That was certainly the case for two nonprofit transportation providers—Inner Court Family Center (ICFC) and Lake County Senior Center Association (LCSCA) in highly rural Lake County, Oregon. The two nonprofits wanted to streamline ride-scheduling tasks and communication with drivers, make billing more transparent, and gain insights into cost drivers such as road conditions and trip distances. But they found off-the-shelf software solutions too complex and expensive for their needs.
In 2020, AARP provided funding to Full Path Transit Technology to work with ICFC and LCSCA to develop software suited to the needs of small providers with no more than a dozen vehicles. The project was also intended to be a proof-of-concept of a new data standard that allows two or more providers to coordinate their services to function as a single transportation provider. The resulting open-source software is RideSheet.
How It Works
Small nonprofit transportation providers are often the only game in town. In many parts of the United States there is no public transportation, no taxi, Uber or Lyft. Nondrivers, many of whom are older or have a disability, depend on human service agencies and volunteer driver programs for rides to the doctor, grocery store, and visits with friends. As our nation’s population ages there is increasing demand for the transportation services offered by organizations such as ICFC and LCSCA.
That’s where the new software comes in. The software was designed with the rural client in mind. For instance, RideSheet overcomes a problem common to rural areas: inaccurate Google Maps location results. It accomplishes this by using the Google Maps geocoding service to validate and format accurate street addresses that are easy to find by drivers. The software also builds upon general knowledge of spreadsheets, word processing, and calendar apps by integrating and migrating these functions to the cloud. Trip data is tracked in Google Sheets and can be exported to Google Calendar for easy visualization of drivers’ schedules and to Google Docs for generating driver manifest reports.

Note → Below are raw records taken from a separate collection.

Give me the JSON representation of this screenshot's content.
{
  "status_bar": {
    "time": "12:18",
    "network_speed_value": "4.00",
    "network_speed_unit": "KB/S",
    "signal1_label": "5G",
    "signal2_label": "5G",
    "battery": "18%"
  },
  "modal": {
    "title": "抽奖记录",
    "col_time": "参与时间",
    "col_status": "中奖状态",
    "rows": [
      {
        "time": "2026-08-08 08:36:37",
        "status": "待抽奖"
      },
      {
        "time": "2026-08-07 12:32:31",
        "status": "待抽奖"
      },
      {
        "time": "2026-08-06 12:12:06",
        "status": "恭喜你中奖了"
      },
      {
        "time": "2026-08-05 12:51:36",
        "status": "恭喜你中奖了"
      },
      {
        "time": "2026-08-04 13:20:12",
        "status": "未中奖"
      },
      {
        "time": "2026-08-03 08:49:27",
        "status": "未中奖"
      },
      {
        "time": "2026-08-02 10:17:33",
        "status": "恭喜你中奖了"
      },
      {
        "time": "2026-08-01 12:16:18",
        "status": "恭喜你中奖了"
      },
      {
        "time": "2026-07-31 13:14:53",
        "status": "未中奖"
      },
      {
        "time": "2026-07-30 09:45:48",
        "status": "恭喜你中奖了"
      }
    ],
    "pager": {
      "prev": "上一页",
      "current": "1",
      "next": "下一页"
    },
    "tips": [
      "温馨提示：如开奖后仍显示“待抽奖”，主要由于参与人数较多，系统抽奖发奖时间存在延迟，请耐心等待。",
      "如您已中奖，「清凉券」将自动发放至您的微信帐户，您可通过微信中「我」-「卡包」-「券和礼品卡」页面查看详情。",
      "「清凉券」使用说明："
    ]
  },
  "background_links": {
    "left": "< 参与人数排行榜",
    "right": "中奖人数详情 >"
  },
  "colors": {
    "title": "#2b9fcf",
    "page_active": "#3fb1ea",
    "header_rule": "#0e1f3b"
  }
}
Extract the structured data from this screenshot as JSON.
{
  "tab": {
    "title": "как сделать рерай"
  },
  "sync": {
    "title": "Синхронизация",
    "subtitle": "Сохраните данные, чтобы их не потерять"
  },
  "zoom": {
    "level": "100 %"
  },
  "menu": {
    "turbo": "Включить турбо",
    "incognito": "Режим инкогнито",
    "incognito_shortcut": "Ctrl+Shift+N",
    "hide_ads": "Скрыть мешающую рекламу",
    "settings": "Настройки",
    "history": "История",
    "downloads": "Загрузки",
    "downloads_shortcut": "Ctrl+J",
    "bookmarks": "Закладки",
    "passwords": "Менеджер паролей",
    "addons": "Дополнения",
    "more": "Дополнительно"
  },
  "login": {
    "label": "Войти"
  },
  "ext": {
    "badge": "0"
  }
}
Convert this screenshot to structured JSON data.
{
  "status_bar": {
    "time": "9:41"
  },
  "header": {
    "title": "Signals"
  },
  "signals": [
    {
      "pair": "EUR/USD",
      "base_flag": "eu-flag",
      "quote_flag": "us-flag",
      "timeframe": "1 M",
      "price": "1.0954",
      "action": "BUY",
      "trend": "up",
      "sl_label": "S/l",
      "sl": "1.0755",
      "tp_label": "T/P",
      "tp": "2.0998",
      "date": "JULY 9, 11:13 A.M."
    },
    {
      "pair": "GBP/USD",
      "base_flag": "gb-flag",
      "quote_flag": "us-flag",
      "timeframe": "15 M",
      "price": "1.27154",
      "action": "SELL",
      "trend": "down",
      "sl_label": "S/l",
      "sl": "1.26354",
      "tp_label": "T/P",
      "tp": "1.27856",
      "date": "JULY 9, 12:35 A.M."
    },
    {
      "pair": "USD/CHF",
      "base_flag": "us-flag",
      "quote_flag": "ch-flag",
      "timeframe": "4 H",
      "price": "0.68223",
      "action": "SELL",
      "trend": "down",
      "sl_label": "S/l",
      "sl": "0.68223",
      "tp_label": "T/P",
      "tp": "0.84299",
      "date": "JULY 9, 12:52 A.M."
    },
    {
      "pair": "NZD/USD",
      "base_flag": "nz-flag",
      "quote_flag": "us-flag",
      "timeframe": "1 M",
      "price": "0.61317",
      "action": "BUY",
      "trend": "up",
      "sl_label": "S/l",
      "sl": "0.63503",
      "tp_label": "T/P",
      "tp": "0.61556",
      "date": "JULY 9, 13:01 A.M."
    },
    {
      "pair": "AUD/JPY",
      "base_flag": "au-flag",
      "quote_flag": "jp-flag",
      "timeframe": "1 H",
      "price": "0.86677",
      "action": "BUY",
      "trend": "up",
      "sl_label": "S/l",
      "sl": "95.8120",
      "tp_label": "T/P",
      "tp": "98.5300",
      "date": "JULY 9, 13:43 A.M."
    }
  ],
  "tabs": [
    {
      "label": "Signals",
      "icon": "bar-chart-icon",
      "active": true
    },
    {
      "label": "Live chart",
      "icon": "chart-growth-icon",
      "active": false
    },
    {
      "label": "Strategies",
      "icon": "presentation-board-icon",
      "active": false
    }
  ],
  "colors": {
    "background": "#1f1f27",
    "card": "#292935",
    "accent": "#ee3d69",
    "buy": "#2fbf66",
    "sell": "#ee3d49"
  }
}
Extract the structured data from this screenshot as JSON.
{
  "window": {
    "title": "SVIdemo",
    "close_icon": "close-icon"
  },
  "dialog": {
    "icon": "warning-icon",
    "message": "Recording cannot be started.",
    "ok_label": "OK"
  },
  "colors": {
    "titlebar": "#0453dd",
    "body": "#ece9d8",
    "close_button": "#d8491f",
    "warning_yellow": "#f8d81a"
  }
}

RideSheet will replace ICFC’s and LCSCA’s use of its makeshift and inefficient system built around local desktop spreadsheets, white boards, and pen and paper.
With RideSheet, agencies can track their services and exchange trip data with each other in a streamlined, secure manner using two customized, independent Google Sheets and without the need for rural providers’ tools of the trade such as email, fax, or phone calls between providers, or for manual rekeying of trip information. RideSheet allows ICFC and LCSCA to share all their scheduled runs with one another in enough detail so that each agency can assess whether there is an opportunity to add a passenger of their own to the other agency’s run or to fulfill a trip request from the other agency. The Application Programming Interface (API) that enables this interoperability adheres to the new transactional data standard (TDS).
Right-sized Technology Supports the Crucial Mission of Nonprofits in Rural America
By automating trip scheduling in a system rightsized for the real-life strengths and constraints of rural nonprofits, RideSheet frees up staff time, allowing them to focus on their core mission. In the words of Andrea Wishart, Executive Director, Lake County Senior Center Association, “We’re worthy of having some good tools to use.” RideSheet offers small providers like LCSCA an affordable technology solution to better serve riders who have few if any options to get where they need to go.
Jana Lynott, AICP, is a senior policy advisor on transportation and livable communities for the AARP Public Policy Institute. She recently published “Modernizing Demand-Responsive Transportation for the Age of New Mobility” and other works as part of a series on the Future of Transportation. Jana was a speaker at the May 4, 2021 webinar on transactional data specifications.